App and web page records
---+---
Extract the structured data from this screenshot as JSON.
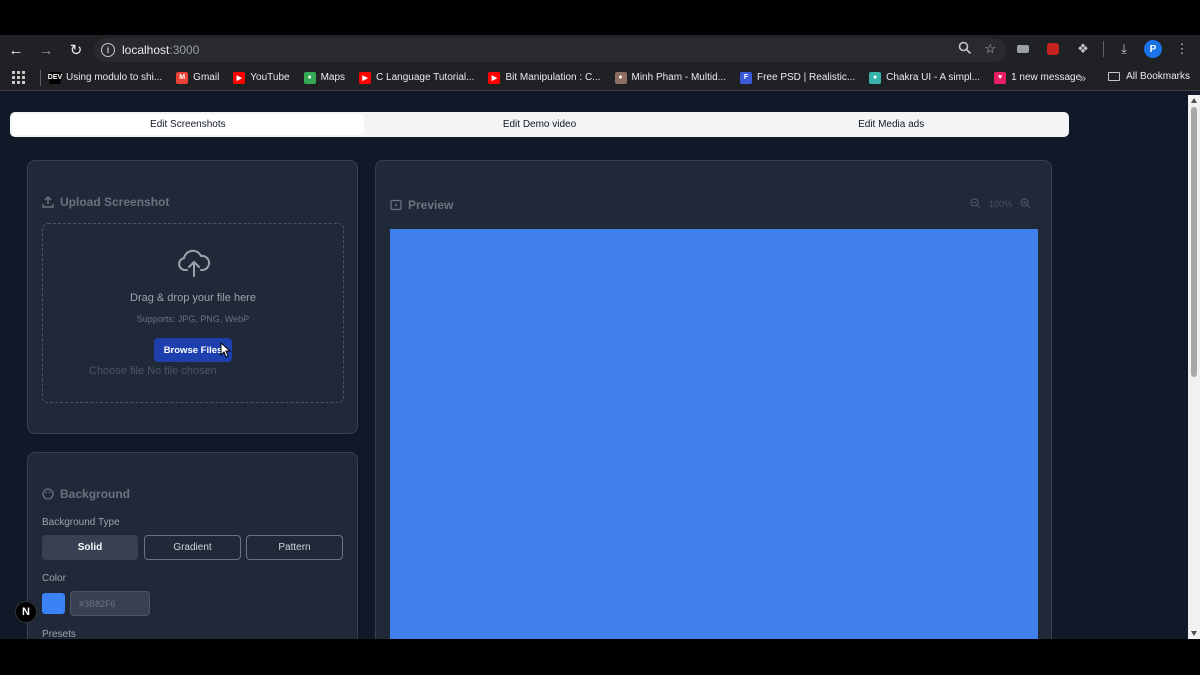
{
  "browser": {
    "url_host": "localhost",
    "url_port": ":3000",
    "profile_initial": "P",
    "bookmarks": [
      {
        "label": "Using modulo to shi...",
        "fav": "DEV",
        "color": "#000000"
      },
      {
        "label": "Gmail",
        "fav": "M",
        "color": "#ea4335"
      },
      {
        "label": "YouTube",
        "fav": "▶",
        "color": "#ff0000"
      },
      {
        "label": "Maps",
        "fav": "●",
        "color": "#34a853"
      },
      {
        "label": "C Language Tutorial...",
        "fav": "▶",
        "color": "#ff0000"
      },
      {
        "label": "Bit Manipulation : C...",
        "fav": "▶",
        "color": "#ff0000"
      },
      {
        "label": "Minh Pham - Multid...",
        "fav": "●",
        "color": "#8d6e63"
      },
      {
        "label": "Free PSD | Realistic...",
        "fav": "F",
        "color": "#3b5bdb"
      },
      {
        "label": "Chakra UI - A simpl...",
        "fav": "●",
        "color": "#38b2ac"
      },
      {
        "label": "1 new message",
        "fav": "♥",
        "color": "#e91e63"
      }
    ],
    "all_bookmarks": "All Bookmarks"
  },
  "tabs": {
    "screenshots": "Edit Screenshots",
    "demo_video": "Edit Demo video",
    "media_ads": "Edit Media ads",
    "active": "screenshots"
  },
  "upload": {
    "title": "Upload Screenshot",
    "drag_text": "Drag & drop your file here",
    "supports": "Supports: JPG, PNG, WebP",
    "browse_label": "Browse Files",
    "file_status": "Choose file No file chosen"
  },
  "background": {
    "title": "Background",
    "type_label": "Background Type",
    "types": [
      "Solid",
      "Gradient",
      "Pattern"
    ],
    "active_type": "Solid",
    "color_label": "Color",
    "color_value": "#3B82F6",
    "presets_label": "Presets"
  },
  "preview": {
    "title": "Preview",
    "zoom": "100%",
    "canvas_color": "#4080ec"
  },
  "icons": {
    "back": "arrow-left-icon",
    "forward": "arrow-right-icon",
    "reload": "reload-icon",
    "site_info": "info-icon",
    "zoom": "magnifier-icon",
    "star": "star-icon",
    "extensions": "puzzle-icon",
    "download": "download-icon",
    "menu": "kebab-menu-icon",
    "upload": "upload-icon",
    "cloud": "cloud-upload-icon",
    "palette": "palette-icon",
    "preview": "preview-icon",
    "zoom_out": "zoom-out-icon",
    "zoom_in": "zoom-in-icon"
  },
  "badge": "N"
}
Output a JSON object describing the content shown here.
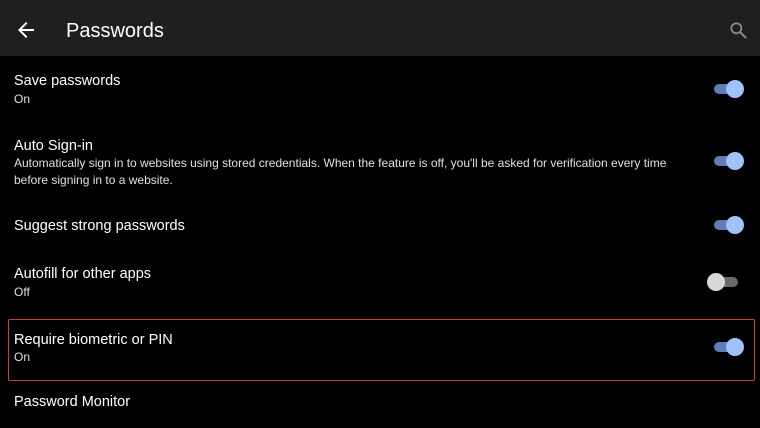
{
  "header": {
    "title": "Passwords",
    "back_icon": "back-arrow-icon",
    "search_icon": "search-icon"
  },
  "settings": [
    {
      "title": "Save passwords",
      "subtitle": "On",
      "enabled": true
    },
    {
      "title": "Auto Sign-in",
      "subtitle": "Automatically sign in to websites using stored credentials. When the feature is off, you'll be asked for verification every time before signing in to a website.",
      "enabled": true
    },
    {
      "title": "Suggest strong passwords",
      "subtitle": "",
      "enabled": true
    },
    {
      "title": "Autofill for other apps",
      "subtitle": "Off",
      "enabled": false
    },
    {
      "title": "Require biometric or PIN",
      "subtitle": "On",
      "enabled": true,
      "highlighted": true
    },
    {
      "title": "Password Monitor"
    }
  ],
  "colors": {
    "appbar": "#1f1f1f",
    "toggle_on_thumb": "#9fc2fa",
    "toggle_on_track": "#5f7eb8",
    "highlight_border": "#d23b3b"
  }
}
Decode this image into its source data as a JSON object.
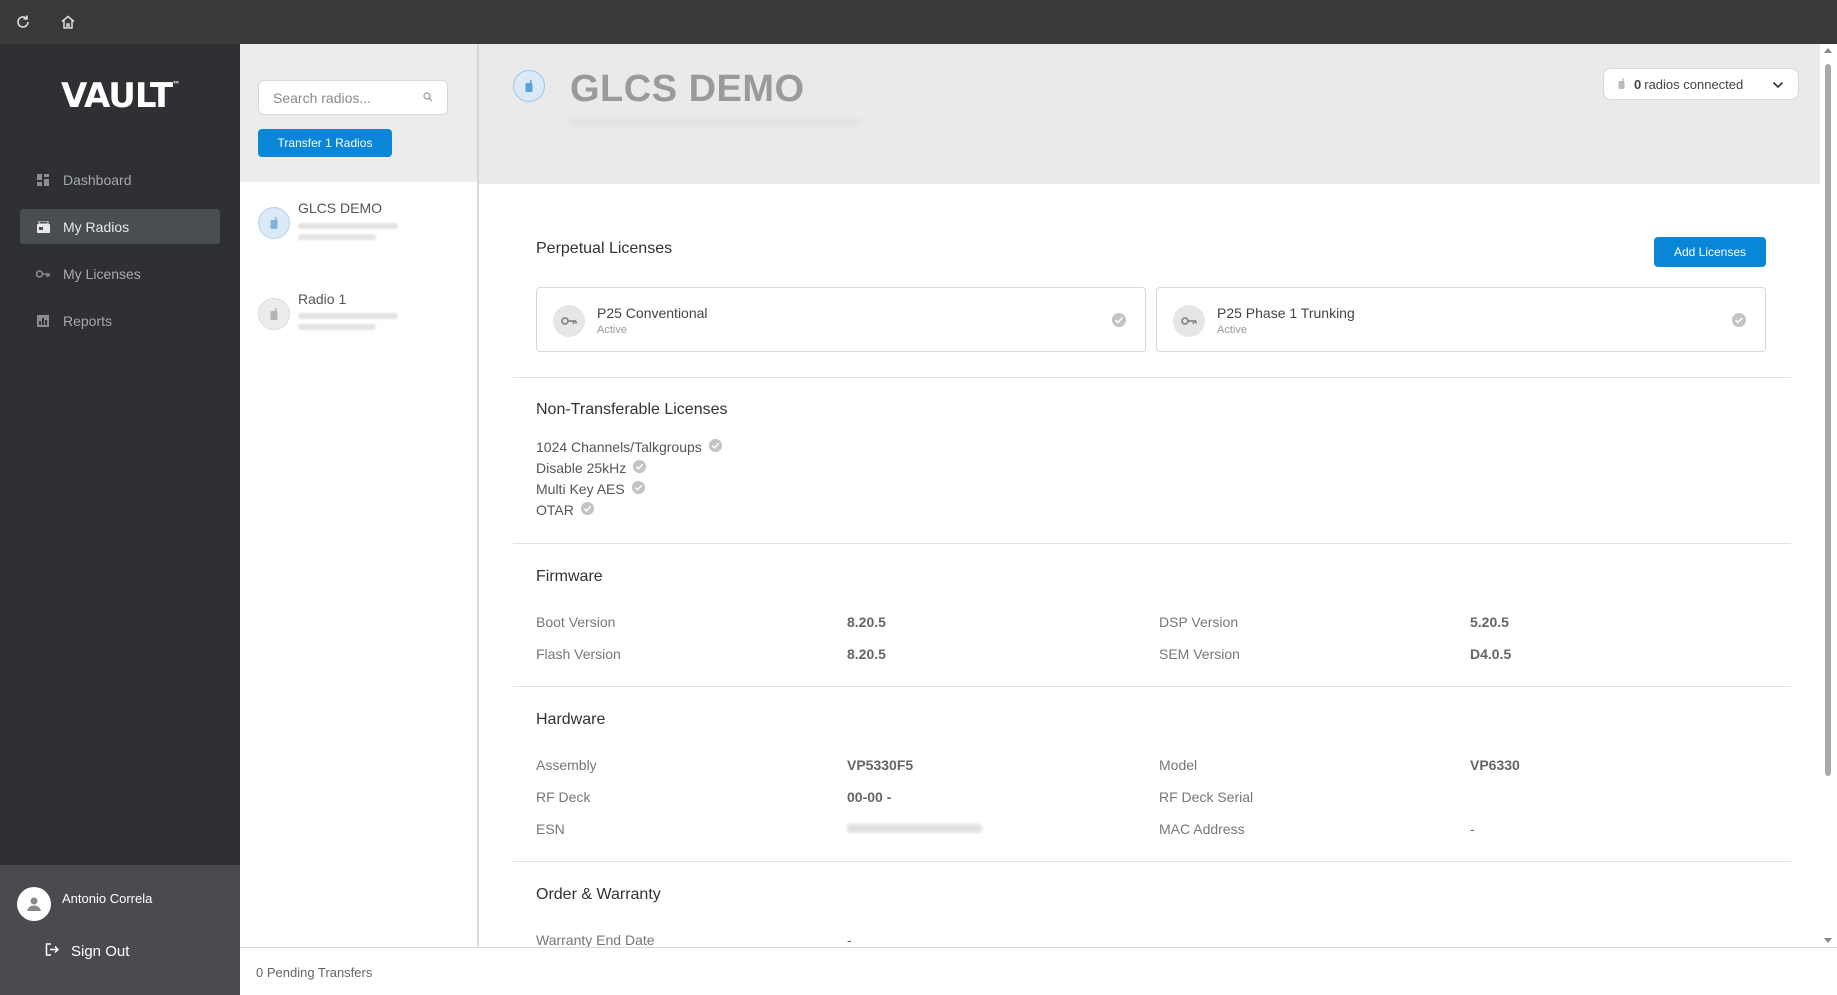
{
  "sidebar": {
    "logo": "VAULT",
    "logo_tm": "™",
    "items": [
      {
        "label": "Dashboard",
        "icon": "dashboard-icon"
      },
      {
        "label": "My Radios",
        "icon": "radio-icon",
        "active": true
      },
      {
        "label": "My Licenses",
        "icon": "key-icon"
      },
      {
        "label": "Reports",
        "icon": "reports-icon"
      }
    ],
    "user": {
      "name": "Antonio Correla"
    },
    "signout_label": "Sign Out"
  },
  "list": {
    "search_placeholder": "Search radios...",
    "transfer_label": "Transfer 1 Radios",
    "radios": [
      {
        "name": "GLCS DEMO",
        "selected": true
      },
      {
        "name": "Radio 1",
        "selected": false
      }
    ]
  },
  "footer": {
    "pending_label": "0 Pending Transfers"
  },
  "header": {
    "title": "GLCS DEMO",
    "connected_count": "0",
    "connected_label": "radios connected"
  },
  "perpetual": {
    "title": "Perpetual Licenses",
    "add_label": "Add Licenses",
    "cards": [
      {
        "name": "P25 Conventional",
        "status": "Active"
      },
      {
        "name": "P25 Phase 1 Trunking",
        "status": "Active"
      }
    ]
  },
  "non_transferable": {
    "title": "Non-Transferable Licenses",
    "items": [
      "1024 Channels/Talkgroups",
      "Disable 25kHz",
      "Multi Key AES",
      "OTAR"
    ]
  },
  "firmware": {
    "title": "Firmware",
    "boot_label": "Boot Version",
    "boot_value": "8.20.5",
    "dsp_label": "DSP Version",
    "dsp_value": "5.20.5",
    "flash_label": "Flash Version",
    "flash_value": "8.20.5",
    "sem_label": "SEM Version",
    "sem_value": "D4.0.5"
  },
  "hardware": {
    "title": "Hardware",
    "assembly_label": "Assembly",
    "assembly_value": "VP5330F5",
    "model_label": "Model",
    "model_value": "VP6330",
    "rfdeck_label": "RF Deck",
    "rfdeck_value": "00-00 -",
    "rfserial_label": "RF Deck Serial",
    "rfserial_value": "",
    "esn_label": "ESN",
    "mac_label": "MAC Address",
    "mac_value": "-"
  },
  "warranty": {
    "title": "Order & Warranty",
    "end_label": "Warranty End Date",
    "end_value": "-"
  },
  "colors": {
    "accent": "#0a86d8",
    "sidebar": "#2e3033",
    "topbar": "#3a3a3a"
  }
}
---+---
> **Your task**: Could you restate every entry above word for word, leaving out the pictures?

> **Exercise response**:
Extract the structured data from this screenshot as JSON.
{
  "browser": {
    "url_host": "localhost",
    "url_port": ":3000",
    "profile_initial": "P",
    "bookmarks": [
      {
        "label": "Using modulo to shi...",
        "fav": "DEV",
        "color": "#000000"
      },
      {
        "label": "Gmail",
        "fav": "M",
        "color": "#ea4335"
      },
      {
        "label": "YouTube",
        "fav": "▶",
        "color": "#ff0000"
      },
      {
        "label": "Maps",
        "fav": "●",
        "color": "#34a853"
      },
      {
        "label": "C Language Tutorial...",
        "fav": "▶",
        "color": "#ff0000"
      },
      {
        "label": "Bit Manipulation : C...",
        "fav": "▶",
        "color": "#ff0000"
      },
      {
        "label": "Minh Pham - Multid...",
        "fav": "●",
        "color": "#8d6e63"
      },
      {
        "label": "Free PSD | Realistic...",
        "fav": "F",
        "color": "#3b5bdb"
      },
      {
        "label": "Chakra UI - A simpl...",
        "fav": "●",
        "color": "#38b2ac"
      },
      {
        "label": "1 new message",
        "fav": "♥",
        "color": "#e91e63"
      }
    ],
    "all_bookmarks": "All Bookmarks"
  },
  "tabs": {
    "screenshots": "Edit Screenshots",
    "demo_video": "Edit Demo video",
    "media_ads": "Edit Media ads",
    "active": "screenshots"
  },
  "upload": {
    "title": "Upload Screenshot",
    "drag_text": "Drag & drop your file here",
    "supports": "Supports: JPG, PNG, WebP",
    "browse_label": "Browse Files",
    "file_status": "Choose file No file chosen"
  },
  "background": {
    "title": "Background",
    "type_label": "Background Type",
    "types": [
      "Solid",
      "Gradient",
      "Pattern"
    ],
    "active_type": "Solid",
    "color_label": "Color",
    "color_value": "#3B82F6",
    "presets_label": "Presets"
  },
  "preview": {
    "title": "Preview",
    "zoom": "100%",
    "canvas_color": "#4080ec"
  },
  "icons": {
    "back": "arrow-left-icon",
    "forward": "arrow-right-icon",
    "reload": "reload-icon",
    "site_info": "info-icon",
    "zoom": "magnifier-icon",
    "star": "star-icon",
    "extensions": "puzzle-icon",
    "download": "download-icon",
    "menu": "kebab-menu-icon",
    "upload": "upload-icon",
    "cloud": "cloud-upload-icon",
    "palette": "palette-icon",
    "preview": "preview-icon",
    "zoom_out": "zoom-out-icon",
    "zoom_in": "zoom-in-icon"
  },
  "badge": "N"
}
Output a JSON object describing the content shown here.
{
  "header": {
    "title": "Passwords",
    "back_icon": "back-arrow-icon",
    "search_icon": "search-icon"
  },
  "settings": [
    {
      "title": "Save passwords",
      "subtitle": "On",
      "enabled": true
    },
    {
      "title": "Auto Sign-in",
      "subtitle": "Automatically sign in to websites using stored credentials. When the feature is off, you'll be asked for verification every time before signing in to a website.",
      "enabled": true
    },
    {
      "title": "Suggest strong passwords",
      "subtitle": "",
      "enabled": true
    },
    {
      "title": "Autofill for other apps",
      "subtitle": "Off",
      "enabled": false
    },
    {
      "title": "Require biometric or PIN",
      "subtitle": "On",
      "enabled": true,
      "highlighted": true
    },
    {
      "title": "Password Monitor"
    }
  ],
  "colors": {
    "appbar": "#1f1f1f",
    "toggle_on_thumb": "#9fc2fa",
    "toggle_on_track": "#5f7eb8",
    "highlight_border": "#d23b3b"
  }
}
Decode this image into its source data as a JSON object.
{
  "sidebar": {
    "logo": "VAULT",
    "logo_tm": "™",
    "items": [
      {
        "label": "Dashboard",
        "icon": "dashboard-icon"
      },
      {
        "label": "My Radios",
        "icon": "radio-icon",
        "active": true
      },
      {
        "label": "My Licenses",
        "icon": "key-icon"
      },
      {
        "label": "Reports",
        "icon": "reports-icon"
      }
    ],
    "user": {
      "name": "Antonio Correla"
    },
    "signout_label": "Sign Out"
  },
  "list": {
    "search_placeholder": "Search radios...",
    "transfer_label": "Transfer 1 Radios",
    "radios": [
      {
        "name": "GLCS DEMO",
        "selected": true
      },
      {
        "name": "Radio 1",
        "selected": false
      }
    ]
  },
  "footer": {
    "pending_label": "0 Pending Transfers"
  },
  "header": {
    "title": "GLCS DEMO",
    "connected_count": "0",
    "connected_label": "radios connected"
  },
  "perpetual": {
    "title": "Perpetual Licenses",
    "add_label": "Add Licenses",
    "cards": [
      {
        "name": "P25 Conventional",
        "status": "Active"
      },
      {
        "name": "P25 Phase 1 Trunking",
        "status": "Active"
      }
    ]
  },
  "non_transferable": {
    "title": "Non-Transferable Licenses",
    "items": [
      "1024 Channels/Talkgroups",
      "Disable 25kHz",
      "Multi Key AES",
      "OTAR"
    ]
  },
  "firmware": {
    "title": "Firmware",
    "boot_label": "Boot Version",
    "boot_value": "8.20.5",
    "dsp_label": "DSP Version",
    "dsp_value": "5.20.5",
    "flash_label": "Flash Version",
    "flash_value": "8.20.5",
    "sem_label": "SEM Version",
    "sem_value": "D4.0.5"
  },
  "hardware": {
    "title": "Hardware",
    "assembly_label": "Assembly",
    "assembly_value": "VP5330F5",
    "model_label": "Model",
    "model_value": "VP6330",
    "rfdeck_label": "RF Deck",
    "rfdeck_value": "00-00 -",
    "rfserial_label": "RF Deck Serial",
    "rfserial_value": "",
    "esn_label": "ESN",
    "mac_label": "MAC Address",
    "mac_value": "-"
  },
  "warranty": {
    "title": "Order & Warranty",
    "end_label": "Warranty End Date",
    "end_value": "-"
  },
  "colors": {
    "accent": "#0a86d8",
    "sidebar": "#2e3033",
    "topbar": "#3a3a3a"
  }
}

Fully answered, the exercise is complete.